== SUPPLIED ENTRIES ==

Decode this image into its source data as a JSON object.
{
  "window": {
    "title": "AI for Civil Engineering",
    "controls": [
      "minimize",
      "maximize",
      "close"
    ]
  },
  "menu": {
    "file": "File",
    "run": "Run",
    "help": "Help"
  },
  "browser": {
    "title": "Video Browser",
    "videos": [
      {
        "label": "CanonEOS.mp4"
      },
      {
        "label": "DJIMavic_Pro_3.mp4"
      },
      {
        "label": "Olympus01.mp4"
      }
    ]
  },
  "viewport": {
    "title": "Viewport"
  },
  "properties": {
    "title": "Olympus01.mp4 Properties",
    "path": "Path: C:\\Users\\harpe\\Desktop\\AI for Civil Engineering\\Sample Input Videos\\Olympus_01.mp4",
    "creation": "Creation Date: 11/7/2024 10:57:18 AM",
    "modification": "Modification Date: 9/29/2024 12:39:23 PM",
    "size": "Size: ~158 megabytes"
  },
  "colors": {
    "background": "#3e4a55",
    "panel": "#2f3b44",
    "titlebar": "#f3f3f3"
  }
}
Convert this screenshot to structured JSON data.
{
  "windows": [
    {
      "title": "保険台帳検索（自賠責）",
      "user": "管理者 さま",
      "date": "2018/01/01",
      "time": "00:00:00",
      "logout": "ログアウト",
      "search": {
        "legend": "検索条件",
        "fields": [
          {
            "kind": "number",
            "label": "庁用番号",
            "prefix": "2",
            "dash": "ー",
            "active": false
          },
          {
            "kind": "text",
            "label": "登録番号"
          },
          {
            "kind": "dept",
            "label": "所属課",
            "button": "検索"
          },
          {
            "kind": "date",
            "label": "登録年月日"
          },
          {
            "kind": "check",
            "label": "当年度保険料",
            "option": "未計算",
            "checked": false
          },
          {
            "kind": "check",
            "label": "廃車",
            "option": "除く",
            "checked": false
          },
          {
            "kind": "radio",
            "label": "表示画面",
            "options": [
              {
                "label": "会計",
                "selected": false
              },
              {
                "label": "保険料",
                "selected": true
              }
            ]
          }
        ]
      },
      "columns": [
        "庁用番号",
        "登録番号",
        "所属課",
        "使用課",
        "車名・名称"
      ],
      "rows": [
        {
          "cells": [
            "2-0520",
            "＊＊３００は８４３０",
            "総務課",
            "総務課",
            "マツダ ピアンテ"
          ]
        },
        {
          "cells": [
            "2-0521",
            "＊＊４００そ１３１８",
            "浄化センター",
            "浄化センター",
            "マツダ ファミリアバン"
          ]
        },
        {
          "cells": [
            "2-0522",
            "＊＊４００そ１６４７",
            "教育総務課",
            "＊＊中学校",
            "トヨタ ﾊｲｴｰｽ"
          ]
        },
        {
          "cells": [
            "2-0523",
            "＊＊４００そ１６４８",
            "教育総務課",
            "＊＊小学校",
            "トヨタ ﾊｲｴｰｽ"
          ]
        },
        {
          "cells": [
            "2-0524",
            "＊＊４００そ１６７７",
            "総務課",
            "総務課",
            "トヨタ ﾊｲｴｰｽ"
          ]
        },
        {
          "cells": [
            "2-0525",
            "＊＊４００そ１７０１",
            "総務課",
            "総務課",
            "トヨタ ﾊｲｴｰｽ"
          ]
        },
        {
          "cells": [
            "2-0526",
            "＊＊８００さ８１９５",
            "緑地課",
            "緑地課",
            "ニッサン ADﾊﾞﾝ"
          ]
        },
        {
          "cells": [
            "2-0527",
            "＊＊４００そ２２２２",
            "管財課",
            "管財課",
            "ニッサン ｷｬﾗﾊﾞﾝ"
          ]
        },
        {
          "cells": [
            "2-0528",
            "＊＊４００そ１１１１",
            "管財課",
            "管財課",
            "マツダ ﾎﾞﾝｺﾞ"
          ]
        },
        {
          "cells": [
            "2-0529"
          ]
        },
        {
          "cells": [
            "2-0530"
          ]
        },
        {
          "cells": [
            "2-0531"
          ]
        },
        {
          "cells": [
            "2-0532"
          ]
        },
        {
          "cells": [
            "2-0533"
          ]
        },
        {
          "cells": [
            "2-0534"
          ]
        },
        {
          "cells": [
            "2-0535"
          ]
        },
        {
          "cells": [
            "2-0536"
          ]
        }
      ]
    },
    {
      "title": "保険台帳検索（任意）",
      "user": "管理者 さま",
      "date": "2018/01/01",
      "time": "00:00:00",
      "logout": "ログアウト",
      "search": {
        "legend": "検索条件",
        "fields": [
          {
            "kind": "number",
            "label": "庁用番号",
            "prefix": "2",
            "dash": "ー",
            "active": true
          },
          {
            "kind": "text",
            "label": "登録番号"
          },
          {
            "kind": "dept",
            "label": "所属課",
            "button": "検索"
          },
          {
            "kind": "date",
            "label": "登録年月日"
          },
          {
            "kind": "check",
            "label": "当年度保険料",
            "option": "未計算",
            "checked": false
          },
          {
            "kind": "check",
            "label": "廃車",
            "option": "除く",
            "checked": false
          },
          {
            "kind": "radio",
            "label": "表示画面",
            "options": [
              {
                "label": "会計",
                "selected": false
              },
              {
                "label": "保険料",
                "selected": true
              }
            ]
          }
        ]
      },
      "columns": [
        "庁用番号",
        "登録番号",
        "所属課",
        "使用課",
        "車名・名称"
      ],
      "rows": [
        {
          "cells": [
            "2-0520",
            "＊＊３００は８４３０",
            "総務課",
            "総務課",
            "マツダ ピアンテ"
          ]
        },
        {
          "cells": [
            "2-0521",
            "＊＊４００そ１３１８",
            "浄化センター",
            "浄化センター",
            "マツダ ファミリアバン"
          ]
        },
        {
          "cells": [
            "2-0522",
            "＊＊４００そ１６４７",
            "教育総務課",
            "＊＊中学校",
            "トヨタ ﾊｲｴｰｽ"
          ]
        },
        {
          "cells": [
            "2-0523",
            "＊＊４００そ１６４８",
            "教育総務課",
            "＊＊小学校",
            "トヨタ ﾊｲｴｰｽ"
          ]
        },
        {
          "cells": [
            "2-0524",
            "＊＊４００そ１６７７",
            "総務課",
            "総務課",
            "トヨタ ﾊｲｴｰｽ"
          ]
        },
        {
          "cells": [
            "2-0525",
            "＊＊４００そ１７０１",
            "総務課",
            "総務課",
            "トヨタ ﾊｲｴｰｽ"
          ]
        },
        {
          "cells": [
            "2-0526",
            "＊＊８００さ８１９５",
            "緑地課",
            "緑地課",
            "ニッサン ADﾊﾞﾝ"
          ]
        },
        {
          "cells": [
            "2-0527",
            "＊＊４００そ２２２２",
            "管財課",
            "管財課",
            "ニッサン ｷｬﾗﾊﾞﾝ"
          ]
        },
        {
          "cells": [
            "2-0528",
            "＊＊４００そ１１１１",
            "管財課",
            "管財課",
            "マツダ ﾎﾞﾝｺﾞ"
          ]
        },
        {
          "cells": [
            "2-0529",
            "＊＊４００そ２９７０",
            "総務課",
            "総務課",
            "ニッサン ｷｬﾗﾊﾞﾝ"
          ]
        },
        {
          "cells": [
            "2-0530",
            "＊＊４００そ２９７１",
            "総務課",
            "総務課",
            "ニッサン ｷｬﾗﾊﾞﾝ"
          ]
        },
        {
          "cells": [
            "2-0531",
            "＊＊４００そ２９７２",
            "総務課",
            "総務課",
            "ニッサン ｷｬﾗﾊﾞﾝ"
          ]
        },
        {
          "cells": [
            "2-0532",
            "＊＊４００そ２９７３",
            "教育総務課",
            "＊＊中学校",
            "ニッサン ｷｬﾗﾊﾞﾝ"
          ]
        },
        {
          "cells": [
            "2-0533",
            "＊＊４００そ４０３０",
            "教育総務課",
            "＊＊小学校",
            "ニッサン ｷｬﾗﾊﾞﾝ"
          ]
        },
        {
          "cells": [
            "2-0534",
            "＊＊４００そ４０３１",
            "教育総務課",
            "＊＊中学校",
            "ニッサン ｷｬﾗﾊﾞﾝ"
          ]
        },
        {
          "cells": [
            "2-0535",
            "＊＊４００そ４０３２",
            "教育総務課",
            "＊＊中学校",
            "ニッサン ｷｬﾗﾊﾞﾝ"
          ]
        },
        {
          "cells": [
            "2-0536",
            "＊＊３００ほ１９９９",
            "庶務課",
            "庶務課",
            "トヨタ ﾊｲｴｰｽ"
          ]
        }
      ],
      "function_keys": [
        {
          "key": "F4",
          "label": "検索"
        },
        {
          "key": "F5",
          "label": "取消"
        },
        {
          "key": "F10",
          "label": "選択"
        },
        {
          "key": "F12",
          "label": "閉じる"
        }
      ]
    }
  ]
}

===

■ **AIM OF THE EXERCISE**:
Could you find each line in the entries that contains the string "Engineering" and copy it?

■ **REPLY**:
    "title": "AI for Civil Engineering",
    "path": "Path: C:\\Users\\harpe\\Desktop\\AI for Civil Engineering\\Sample Input Videos\\Olympus_01.mp4",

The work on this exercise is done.